What Do Older Adults Face? (And How to Help!)
In college, I took a class called, "Biology of Aging" with great curiosity. The class revealed detailed facts on the decline of every body system throughout the aging process.
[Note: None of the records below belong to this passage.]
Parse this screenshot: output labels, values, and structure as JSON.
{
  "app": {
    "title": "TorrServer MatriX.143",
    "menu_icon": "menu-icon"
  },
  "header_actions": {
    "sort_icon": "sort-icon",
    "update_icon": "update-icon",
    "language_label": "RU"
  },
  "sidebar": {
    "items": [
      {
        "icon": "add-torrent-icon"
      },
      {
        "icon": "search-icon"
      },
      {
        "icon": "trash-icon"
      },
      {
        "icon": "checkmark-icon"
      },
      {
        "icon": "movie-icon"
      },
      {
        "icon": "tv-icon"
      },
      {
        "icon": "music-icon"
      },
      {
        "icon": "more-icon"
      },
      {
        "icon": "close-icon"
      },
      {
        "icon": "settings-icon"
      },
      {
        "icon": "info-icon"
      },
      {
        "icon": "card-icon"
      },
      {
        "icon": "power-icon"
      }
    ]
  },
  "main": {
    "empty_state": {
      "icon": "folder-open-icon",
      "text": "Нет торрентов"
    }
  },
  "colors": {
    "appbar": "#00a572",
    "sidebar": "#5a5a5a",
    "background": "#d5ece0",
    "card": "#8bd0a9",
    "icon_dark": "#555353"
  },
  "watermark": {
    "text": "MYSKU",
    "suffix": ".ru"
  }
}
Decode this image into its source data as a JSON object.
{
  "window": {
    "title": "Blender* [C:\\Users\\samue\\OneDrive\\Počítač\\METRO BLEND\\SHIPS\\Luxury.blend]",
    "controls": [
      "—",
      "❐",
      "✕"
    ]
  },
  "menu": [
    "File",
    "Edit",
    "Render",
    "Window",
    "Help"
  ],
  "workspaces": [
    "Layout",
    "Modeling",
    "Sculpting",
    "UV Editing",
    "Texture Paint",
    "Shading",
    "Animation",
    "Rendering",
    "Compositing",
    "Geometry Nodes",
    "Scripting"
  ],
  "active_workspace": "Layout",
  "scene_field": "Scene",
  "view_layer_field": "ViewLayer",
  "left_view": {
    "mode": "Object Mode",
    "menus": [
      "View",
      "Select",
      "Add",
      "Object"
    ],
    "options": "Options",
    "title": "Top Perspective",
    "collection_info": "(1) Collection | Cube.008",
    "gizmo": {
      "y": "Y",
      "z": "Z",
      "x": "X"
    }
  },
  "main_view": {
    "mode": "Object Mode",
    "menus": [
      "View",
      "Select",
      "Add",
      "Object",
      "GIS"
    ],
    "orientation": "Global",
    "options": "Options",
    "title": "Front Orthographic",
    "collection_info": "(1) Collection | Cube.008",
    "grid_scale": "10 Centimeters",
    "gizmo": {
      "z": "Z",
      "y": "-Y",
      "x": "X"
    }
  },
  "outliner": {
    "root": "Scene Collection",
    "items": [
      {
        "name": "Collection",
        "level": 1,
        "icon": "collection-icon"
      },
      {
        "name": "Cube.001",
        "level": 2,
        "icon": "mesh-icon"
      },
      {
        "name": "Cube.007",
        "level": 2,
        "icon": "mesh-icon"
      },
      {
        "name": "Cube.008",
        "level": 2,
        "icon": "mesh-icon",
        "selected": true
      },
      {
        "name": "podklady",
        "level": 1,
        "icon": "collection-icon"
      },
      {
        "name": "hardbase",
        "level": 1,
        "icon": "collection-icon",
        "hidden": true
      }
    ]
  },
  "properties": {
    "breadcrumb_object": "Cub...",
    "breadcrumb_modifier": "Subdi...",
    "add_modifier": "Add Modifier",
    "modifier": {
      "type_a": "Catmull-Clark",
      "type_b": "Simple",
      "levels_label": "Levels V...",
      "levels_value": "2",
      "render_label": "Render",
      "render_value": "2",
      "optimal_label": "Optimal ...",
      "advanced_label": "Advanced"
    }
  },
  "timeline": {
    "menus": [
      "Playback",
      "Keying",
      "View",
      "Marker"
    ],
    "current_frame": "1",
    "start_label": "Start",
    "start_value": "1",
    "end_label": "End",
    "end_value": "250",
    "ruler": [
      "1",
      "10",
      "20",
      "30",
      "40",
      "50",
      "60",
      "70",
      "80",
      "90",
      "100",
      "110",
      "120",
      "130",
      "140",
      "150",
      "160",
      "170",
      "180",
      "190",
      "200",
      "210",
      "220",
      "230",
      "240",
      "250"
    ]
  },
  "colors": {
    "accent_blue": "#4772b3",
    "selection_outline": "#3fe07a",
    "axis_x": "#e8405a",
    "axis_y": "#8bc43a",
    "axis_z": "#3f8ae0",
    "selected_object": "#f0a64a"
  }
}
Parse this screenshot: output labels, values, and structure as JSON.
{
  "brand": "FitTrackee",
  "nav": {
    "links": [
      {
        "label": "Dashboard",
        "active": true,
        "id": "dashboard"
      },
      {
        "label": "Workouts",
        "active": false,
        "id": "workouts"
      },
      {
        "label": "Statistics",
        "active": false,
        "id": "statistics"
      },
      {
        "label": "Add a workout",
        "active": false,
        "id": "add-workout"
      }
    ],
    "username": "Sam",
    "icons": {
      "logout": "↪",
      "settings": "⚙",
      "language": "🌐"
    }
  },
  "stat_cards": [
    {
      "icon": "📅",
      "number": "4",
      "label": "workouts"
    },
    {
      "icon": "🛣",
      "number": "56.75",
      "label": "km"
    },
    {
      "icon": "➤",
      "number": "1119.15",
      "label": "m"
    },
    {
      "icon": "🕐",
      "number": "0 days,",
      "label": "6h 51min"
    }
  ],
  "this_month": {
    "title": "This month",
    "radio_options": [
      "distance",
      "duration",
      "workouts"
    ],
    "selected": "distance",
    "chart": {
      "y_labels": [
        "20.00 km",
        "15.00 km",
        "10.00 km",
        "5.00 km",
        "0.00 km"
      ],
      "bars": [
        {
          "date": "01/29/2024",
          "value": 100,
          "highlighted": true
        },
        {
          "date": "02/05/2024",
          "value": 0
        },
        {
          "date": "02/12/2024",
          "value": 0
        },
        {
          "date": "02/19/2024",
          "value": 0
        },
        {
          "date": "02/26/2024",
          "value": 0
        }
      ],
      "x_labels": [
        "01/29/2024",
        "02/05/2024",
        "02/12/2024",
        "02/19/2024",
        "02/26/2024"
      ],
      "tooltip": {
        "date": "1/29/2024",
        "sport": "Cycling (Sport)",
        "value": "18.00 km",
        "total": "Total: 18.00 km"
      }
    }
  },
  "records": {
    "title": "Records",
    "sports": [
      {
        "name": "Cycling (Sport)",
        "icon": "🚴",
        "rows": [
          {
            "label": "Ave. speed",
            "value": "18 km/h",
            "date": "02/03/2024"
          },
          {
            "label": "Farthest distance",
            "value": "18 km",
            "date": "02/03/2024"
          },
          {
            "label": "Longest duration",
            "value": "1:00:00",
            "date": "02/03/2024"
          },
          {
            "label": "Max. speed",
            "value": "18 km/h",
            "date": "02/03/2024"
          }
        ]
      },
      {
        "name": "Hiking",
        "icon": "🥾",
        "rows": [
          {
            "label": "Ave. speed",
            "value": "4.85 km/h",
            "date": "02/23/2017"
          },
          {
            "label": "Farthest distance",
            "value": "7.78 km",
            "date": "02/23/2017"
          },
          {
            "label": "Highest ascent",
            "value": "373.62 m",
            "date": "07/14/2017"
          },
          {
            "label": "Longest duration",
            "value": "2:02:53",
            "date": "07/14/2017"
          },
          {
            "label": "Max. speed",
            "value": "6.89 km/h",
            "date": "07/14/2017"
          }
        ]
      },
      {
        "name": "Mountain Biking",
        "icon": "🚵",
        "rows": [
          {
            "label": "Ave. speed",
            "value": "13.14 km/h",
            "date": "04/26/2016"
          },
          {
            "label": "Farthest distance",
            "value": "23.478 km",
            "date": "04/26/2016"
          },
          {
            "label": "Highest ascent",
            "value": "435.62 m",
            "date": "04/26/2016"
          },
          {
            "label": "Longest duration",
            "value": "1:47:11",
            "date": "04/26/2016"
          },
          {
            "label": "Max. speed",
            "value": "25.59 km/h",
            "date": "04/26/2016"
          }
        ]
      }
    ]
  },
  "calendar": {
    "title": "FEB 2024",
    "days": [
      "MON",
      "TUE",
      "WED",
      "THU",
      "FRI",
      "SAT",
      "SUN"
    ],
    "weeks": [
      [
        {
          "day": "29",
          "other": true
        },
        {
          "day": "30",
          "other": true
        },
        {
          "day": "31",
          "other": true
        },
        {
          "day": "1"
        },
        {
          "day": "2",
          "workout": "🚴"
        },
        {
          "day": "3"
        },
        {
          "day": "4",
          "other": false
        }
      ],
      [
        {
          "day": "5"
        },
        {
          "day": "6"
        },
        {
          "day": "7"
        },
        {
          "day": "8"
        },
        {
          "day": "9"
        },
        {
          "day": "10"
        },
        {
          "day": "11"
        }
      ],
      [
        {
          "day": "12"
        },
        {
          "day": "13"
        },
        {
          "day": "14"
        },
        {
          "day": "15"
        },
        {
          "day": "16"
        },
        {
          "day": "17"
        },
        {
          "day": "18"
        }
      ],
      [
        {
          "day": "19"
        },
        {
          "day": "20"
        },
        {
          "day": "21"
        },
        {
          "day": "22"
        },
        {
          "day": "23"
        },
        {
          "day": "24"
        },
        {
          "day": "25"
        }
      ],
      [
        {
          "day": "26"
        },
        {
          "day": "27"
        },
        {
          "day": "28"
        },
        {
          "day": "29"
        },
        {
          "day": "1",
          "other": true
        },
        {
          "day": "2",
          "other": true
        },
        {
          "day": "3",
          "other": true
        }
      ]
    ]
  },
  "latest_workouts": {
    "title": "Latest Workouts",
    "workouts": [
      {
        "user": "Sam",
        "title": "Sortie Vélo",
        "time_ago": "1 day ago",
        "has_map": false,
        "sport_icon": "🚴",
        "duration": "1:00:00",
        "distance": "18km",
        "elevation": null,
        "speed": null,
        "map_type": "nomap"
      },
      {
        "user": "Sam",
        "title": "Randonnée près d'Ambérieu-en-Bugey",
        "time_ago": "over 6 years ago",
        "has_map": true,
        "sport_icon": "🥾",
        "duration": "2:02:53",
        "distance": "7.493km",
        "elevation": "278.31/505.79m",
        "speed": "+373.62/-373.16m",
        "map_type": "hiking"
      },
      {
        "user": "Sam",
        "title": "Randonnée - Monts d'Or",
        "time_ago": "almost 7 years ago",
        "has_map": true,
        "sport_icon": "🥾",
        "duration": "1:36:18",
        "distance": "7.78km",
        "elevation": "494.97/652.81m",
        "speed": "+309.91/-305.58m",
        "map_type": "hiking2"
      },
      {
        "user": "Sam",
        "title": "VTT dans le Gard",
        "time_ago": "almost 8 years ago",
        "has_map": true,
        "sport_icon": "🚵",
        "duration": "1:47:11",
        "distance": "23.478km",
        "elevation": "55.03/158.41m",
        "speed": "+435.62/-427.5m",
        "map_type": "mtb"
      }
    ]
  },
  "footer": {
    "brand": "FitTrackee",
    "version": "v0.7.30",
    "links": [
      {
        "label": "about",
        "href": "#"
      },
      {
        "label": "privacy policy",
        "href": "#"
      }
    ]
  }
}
The recently deceased Philip Roth gave a quote to adequately sum up my overall feelings of the course, "Old age isn't a battle; old age is a massacre." Although it gave me a somber perspective, the class allowed me to be more empathetic and understanding of an older adult's experience while working as an occupational therapist in skilled nursing facilities.
The aging process can be a barrier to a person's ability to be as independent as they used to be. Here are a few examples of barriers to every day living:
As we age, our sensations (i.e. eyesight, touch, smell, taste, hearing, balance) diminish making it more difficult to be aware of potential harm in our homes and community.
There is an increased risk of falling with potential to damage paper-thin skin or break bones plagued with osteoporosis.
The medications prescribed for heart problems, diabetes, sleep problems, or allergies can make older adults feel dizzy when standing up and moving around the home.
Seniors feel insecure about urinary incontinence while going out into the community with the fear of having an accident in public.